Records to process
_ _ _ _ _
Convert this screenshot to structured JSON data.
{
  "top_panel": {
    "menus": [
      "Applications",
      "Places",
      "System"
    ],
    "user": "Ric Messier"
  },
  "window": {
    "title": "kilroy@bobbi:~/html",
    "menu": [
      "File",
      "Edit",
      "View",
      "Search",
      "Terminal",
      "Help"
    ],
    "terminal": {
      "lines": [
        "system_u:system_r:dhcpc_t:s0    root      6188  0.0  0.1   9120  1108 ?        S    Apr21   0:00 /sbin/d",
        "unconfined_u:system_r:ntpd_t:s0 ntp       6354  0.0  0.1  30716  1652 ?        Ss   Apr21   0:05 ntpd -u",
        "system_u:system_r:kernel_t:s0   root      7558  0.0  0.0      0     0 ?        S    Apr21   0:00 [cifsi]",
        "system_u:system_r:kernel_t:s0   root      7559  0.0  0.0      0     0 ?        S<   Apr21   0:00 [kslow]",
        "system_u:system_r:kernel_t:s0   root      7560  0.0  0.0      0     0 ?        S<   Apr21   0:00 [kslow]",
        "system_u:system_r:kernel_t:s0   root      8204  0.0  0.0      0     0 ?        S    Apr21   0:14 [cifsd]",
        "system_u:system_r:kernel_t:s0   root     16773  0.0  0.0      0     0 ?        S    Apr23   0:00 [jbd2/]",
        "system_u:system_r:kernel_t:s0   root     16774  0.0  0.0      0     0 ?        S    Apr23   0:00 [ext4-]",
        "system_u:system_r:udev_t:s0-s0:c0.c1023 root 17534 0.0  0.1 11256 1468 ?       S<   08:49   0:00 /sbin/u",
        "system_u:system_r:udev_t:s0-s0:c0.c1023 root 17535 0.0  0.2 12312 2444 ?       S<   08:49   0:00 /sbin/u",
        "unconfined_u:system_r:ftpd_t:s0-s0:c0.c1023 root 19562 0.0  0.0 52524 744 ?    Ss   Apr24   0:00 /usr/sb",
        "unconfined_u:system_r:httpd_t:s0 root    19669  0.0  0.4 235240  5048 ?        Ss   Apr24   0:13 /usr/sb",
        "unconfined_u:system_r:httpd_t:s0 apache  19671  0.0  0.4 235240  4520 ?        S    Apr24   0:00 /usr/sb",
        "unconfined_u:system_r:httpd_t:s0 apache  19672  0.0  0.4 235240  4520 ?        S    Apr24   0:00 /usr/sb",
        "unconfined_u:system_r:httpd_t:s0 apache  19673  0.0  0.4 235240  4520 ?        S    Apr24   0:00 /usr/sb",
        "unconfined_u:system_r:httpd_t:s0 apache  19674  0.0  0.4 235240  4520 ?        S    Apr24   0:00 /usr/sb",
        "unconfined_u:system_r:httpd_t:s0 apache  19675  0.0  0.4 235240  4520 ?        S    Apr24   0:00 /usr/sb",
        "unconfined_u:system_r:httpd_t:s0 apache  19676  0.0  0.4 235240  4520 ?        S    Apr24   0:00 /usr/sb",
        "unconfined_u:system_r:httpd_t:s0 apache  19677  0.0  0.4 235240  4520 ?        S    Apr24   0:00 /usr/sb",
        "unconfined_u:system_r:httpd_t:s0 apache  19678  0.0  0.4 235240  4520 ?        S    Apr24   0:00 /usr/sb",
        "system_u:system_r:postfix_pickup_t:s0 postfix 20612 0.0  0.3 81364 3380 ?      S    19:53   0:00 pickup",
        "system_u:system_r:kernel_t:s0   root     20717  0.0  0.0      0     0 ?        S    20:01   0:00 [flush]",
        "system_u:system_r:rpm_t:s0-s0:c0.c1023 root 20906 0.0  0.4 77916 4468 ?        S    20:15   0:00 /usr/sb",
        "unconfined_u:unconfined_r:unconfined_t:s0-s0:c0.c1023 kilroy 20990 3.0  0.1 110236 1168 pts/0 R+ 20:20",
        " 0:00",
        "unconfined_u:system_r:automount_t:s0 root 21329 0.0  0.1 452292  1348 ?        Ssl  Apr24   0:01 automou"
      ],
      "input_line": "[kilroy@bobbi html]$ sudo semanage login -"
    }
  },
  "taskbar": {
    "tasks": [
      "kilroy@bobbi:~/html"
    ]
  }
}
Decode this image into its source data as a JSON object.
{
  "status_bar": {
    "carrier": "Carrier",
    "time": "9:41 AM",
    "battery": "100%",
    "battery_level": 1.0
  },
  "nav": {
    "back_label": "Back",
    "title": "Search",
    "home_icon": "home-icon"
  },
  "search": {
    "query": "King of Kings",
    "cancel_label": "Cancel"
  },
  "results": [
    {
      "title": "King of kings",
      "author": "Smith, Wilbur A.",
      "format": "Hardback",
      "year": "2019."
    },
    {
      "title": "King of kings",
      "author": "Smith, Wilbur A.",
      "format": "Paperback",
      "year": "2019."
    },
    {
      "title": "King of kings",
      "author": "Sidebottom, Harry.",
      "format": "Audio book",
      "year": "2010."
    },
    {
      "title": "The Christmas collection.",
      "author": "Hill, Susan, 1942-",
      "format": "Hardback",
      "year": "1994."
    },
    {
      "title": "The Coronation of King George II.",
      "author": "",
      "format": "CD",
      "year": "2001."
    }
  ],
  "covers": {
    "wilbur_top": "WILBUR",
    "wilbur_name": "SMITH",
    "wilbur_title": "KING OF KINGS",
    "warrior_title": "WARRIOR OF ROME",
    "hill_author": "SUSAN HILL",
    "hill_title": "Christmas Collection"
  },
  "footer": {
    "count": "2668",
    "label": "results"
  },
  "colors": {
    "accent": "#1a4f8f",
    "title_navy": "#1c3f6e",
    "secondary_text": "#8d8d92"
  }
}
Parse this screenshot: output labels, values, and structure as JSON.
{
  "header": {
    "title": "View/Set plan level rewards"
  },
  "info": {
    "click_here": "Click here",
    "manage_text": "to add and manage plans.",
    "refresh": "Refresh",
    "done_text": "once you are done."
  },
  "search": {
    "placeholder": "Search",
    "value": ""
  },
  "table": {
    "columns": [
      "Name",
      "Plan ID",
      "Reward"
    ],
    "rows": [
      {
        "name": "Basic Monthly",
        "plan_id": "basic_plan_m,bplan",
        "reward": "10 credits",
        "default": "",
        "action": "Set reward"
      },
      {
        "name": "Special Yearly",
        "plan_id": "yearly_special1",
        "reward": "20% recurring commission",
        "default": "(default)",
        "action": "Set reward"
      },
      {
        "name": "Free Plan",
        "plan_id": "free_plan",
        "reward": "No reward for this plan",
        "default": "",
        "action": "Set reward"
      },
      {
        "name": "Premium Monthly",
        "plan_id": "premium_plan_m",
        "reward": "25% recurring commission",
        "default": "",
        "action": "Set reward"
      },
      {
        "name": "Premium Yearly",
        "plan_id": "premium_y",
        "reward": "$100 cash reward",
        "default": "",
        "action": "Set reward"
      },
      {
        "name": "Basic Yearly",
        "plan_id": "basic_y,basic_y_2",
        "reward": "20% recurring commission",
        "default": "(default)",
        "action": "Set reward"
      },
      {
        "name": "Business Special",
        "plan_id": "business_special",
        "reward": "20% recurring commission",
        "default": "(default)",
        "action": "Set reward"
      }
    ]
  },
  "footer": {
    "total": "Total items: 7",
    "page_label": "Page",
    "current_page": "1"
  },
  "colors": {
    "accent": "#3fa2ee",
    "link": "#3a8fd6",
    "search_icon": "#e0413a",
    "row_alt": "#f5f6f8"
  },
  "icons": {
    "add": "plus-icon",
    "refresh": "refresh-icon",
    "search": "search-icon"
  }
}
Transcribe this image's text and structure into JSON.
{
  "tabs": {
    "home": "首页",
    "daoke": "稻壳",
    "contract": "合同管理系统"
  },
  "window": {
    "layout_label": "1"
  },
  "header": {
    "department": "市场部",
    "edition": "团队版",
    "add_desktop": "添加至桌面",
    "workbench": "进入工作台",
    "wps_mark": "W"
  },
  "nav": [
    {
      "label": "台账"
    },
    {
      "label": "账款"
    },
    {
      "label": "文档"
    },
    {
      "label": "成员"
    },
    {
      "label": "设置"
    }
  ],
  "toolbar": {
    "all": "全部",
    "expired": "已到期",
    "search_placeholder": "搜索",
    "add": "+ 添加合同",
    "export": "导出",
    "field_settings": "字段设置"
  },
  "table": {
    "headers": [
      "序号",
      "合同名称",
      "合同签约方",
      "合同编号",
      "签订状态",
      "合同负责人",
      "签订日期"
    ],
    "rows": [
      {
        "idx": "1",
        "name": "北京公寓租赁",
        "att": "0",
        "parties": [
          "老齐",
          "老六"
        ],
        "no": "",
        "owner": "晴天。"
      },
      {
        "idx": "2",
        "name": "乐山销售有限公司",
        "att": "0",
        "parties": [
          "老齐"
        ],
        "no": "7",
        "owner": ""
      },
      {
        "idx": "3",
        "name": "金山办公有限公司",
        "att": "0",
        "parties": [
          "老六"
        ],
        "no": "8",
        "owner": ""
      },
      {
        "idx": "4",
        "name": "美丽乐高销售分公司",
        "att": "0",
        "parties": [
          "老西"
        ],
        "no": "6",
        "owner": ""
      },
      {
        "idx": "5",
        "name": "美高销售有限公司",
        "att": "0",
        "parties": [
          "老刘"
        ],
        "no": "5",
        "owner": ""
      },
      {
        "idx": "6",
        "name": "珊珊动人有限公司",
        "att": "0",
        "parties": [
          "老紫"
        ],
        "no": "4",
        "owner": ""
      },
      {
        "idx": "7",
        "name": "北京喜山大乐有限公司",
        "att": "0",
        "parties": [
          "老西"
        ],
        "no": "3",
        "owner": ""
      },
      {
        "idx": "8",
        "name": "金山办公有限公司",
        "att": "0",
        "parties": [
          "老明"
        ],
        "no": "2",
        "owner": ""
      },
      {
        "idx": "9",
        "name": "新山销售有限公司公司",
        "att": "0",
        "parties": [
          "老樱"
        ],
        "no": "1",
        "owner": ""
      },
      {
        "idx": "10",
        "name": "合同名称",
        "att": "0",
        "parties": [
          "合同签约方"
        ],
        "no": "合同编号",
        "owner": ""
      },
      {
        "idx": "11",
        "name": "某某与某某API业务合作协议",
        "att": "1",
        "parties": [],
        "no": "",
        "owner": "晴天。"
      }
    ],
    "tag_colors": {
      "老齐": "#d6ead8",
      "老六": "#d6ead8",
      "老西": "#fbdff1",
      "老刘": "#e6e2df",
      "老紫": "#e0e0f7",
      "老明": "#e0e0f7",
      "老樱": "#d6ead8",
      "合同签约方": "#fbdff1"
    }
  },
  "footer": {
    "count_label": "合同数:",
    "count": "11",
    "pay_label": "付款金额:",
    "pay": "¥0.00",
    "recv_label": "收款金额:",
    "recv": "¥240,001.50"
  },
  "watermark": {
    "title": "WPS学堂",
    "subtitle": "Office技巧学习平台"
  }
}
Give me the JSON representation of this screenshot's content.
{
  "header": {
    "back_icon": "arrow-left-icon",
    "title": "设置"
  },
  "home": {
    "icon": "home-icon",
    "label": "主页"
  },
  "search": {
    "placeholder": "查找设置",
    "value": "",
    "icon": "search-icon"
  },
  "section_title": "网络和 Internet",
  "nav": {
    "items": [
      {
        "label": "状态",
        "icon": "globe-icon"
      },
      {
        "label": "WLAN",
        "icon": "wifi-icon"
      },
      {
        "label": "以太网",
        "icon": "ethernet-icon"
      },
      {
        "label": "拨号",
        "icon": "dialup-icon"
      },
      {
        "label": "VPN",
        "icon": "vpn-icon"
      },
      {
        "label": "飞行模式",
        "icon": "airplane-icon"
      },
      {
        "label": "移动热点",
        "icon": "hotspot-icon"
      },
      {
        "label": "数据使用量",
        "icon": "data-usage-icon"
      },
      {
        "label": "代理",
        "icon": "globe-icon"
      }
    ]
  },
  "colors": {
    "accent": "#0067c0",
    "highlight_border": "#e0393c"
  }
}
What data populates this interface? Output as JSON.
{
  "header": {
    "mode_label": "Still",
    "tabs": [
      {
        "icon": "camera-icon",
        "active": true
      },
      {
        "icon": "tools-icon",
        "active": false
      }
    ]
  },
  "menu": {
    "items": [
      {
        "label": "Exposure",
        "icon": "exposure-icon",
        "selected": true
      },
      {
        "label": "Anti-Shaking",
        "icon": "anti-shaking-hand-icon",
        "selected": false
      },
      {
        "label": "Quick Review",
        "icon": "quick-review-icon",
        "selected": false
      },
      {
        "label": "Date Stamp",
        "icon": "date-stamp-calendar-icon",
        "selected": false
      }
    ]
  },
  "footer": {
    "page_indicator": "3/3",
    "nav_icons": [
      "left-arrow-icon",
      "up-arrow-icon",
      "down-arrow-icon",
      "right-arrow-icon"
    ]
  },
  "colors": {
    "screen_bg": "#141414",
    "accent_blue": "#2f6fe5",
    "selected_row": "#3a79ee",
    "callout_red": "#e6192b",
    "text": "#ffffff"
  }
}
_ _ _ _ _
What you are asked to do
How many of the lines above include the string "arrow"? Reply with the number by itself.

Answer
5